the top choice
D’Arcangelo singles out the GlobalFIX V4 as one of ACR’s most popular products. This floating ditch bag comes with the company’s finest survival electronics and signaling devices, plus space for 15 lbs. of additional gear, such as flares and personal effects. “We encourage customers to include 3 pyros [flares], a first aid kit, water, food, wallet, etc.” Mikele adds, “the key is having everything you might need in one place, where it’s easy to grab in an emergency.” Should that moment arrive, once you hit the water the kits have harnesses for clipping to life jackets and tethering everyone together. “Sticking together in the water can be incredibly difficult. Imagine trying to keep your head above the waves and your arms linked while waiting several hours for a rescue,” warns Mikele.

Modern Day Support

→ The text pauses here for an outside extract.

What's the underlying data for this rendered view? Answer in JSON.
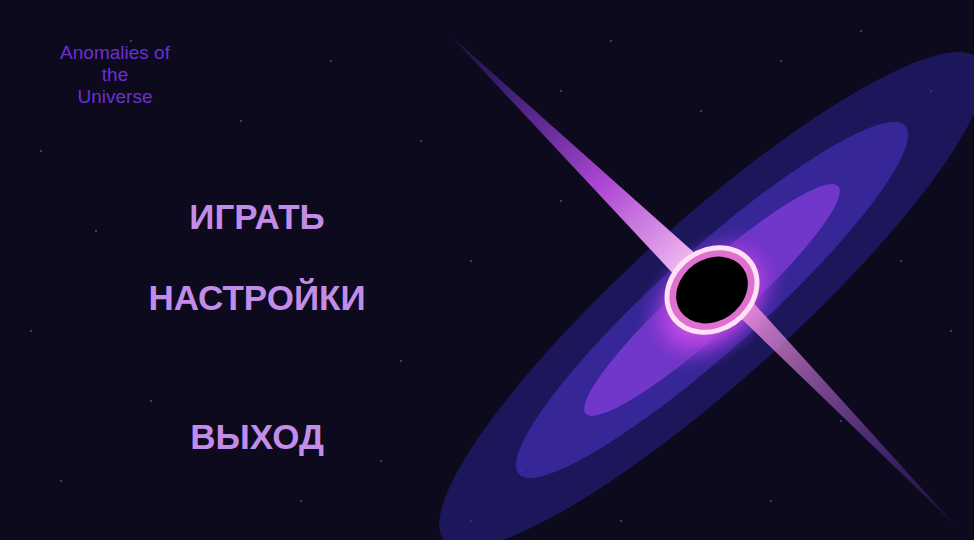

D-Dey has also taken their consultations a step further to offer telemedicine in their “365” subscription service. “Our medical team has developed a detailed method and tele-consultation workflow built to achieve the best possible outcome for a sick patient,” explains Deyo. Not only can customers receive training and purchase kits, but they can get 24/7 access to D-Dey’s on-call team—a literal lifeline. The group also monitors expiration dates in their kits and performs follow-ups on replacements, including AED batteries, epi-pens, and other expiring medications. “It’s all about giving customers one less safety concern to worry about,” concludes Deyo. ACR’s electronics also need routine maintenance including staying up-to-date with EPIRB registrations and batteries. Their expansive network of battery and service provider locations cover just about any coast you could plan to visit, making for straightforward maintenance.

Beyond their advanced products, both D-Dey and ACR emphasize education, training and constant improvement to prepare their customers for the very worst. Their mission is to provide you with the tools and information you need to be self-sufficient and equipped to capably deal with a life-threatening ordeal at sea. The difference between saving a life and not is undoubtedly worth the investment.